The tensions built up in the first half of the story were just abandoned in the second half. Most crucially, the fact that Luo Haitao had been the agent who exposed and destroyed Jiang Cheng’s first relationship, was totally ignored when Luo himself got involved with Jiang Cheng. To leave such rich dramatic material unused for the rest of the story is almost criminal.
Looking past the somewhat indulgent direction, it appears that Lou Ye intended a film that is focussed intensely on the personal and the subjective, and therein lies its saving grace. Decent performances by the key actors make up for the script’s lapses, slightly brutal scene slicing and some maddeningly dim shots. There are moments, such as when Li Jing sings alone in a karaoke room, when the pain and bewilderment of the characters is subtly conveyed without over-drama. Even more deftly conveyed is the moment when Luo Haitao realises he has lost Jiang Cheng.

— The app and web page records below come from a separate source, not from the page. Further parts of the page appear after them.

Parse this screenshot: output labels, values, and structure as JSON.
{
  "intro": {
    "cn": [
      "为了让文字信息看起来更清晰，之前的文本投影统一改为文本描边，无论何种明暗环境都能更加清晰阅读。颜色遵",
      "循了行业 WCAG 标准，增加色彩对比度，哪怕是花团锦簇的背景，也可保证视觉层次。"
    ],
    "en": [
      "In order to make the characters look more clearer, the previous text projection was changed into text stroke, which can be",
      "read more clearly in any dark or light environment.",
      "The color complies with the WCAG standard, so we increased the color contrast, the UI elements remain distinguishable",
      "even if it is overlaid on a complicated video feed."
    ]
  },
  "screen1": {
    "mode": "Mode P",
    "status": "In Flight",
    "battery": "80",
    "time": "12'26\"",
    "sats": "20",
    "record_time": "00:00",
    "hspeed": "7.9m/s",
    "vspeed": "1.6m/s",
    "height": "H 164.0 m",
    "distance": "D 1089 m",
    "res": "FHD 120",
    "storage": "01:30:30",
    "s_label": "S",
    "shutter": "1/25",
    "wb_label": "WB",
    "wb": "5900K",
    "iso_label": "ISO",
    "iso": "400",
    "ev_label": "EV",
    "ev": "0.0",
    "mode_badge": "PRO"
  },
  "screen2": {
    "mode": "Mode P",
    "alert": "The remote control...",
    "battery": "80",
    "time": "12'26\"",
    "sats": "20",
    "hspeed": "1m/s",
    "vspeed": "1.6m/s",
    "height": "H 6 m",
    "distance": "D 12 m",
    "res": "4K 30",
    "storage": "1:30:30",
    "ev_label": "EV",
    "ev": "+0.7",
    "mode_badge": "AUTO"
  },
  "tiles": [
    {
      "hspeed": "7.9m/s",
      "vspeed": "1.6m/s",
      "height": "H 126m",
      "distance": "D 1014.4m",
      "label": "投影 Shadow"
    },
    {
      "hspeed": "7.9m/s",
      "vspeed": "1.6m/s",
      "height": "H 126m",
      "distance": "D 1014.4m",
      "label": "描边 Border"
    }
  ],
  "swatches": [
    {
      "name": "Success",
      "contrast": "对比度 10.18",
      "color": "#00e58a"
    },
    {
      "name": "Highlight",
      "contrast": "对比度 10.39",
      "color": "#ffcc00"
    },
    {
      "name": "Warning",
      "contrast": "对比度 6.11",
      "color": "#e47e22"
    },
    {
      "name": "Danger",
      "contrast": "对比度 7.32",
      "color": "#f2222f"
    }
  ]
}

The two relationships that Jiang Cheng has in the film will be familiar to many gay men, especially those in repressed societies. Jiang Cheng himself is portrayed as a relatively out gay man — in fact, a modern-day macaroni — but the first romance is with a married, though apparently homosexual, lover, with all the suffocation that such entails. The second is with a bisexual guy, with no end of equivocation.
Yet the film is not really about homosexual relationships. The heterosexual men — minor characters — are equally aimless and superficial in their lust. The bi-curious Luo is quite careless about Li Jing, who sees herself as his girlfriend. Heterosexual, homosexual or in-between, every male character, including Li Jing’s boss and the boss’ restaurant-owner buddy, is led by his dick rather than his head — drunk on the sensual as indicated by the film’s title. There is no time for reflection or even communication with each other. When problems surface, they can’t sort out their feelings. Life is all drift and the erotic ultimately purposeless. The film thus suggests a commentary on Chinese society today that has rediscovered sexual freedom, but if the bleak ending with a totally defeated Jiang Cheng regretting that he didn’t know love when he had it, is any indication, that commentary is not a flattering one.
Official film website (in French): http://www.nuitsdivresseprintaniere-lefilm.com/
* * * * *
The review by the Straits Times (17 Nov 2010) is terrible. I have the feeling the reviewer Dave Chua has absolutely no clue about homosexual feelings or relationships. For example, he wrote: “the ending, where at least one of the characters apparently finds happiness, feels tacked on.”
He completely failed to see what the ending was about. It wasn’t a happy one; if anything it was completely drained of feeling. The connection between the two persons in the final scene was performative rather than emotional and the only feeling was that of sexual gratification, dispensed/received at arm’s length.
He also wrote: “The film’s most malleable character, Haitao, is like a window shopper, and even when he becomes involved with Jiang Chen, there is a sense of detachment, as though he is merely trying his hand at being in a gay relationship.”
But that was the very point. As the slightly bisexual, but mainly heterosexual character, Luo Haitao could never throw himself into a fully-involved relationship with Jiang Cheng. Far from being a flaw in the script or acting, this was the very essence of his character, and the seed from which the second crisis would emerge.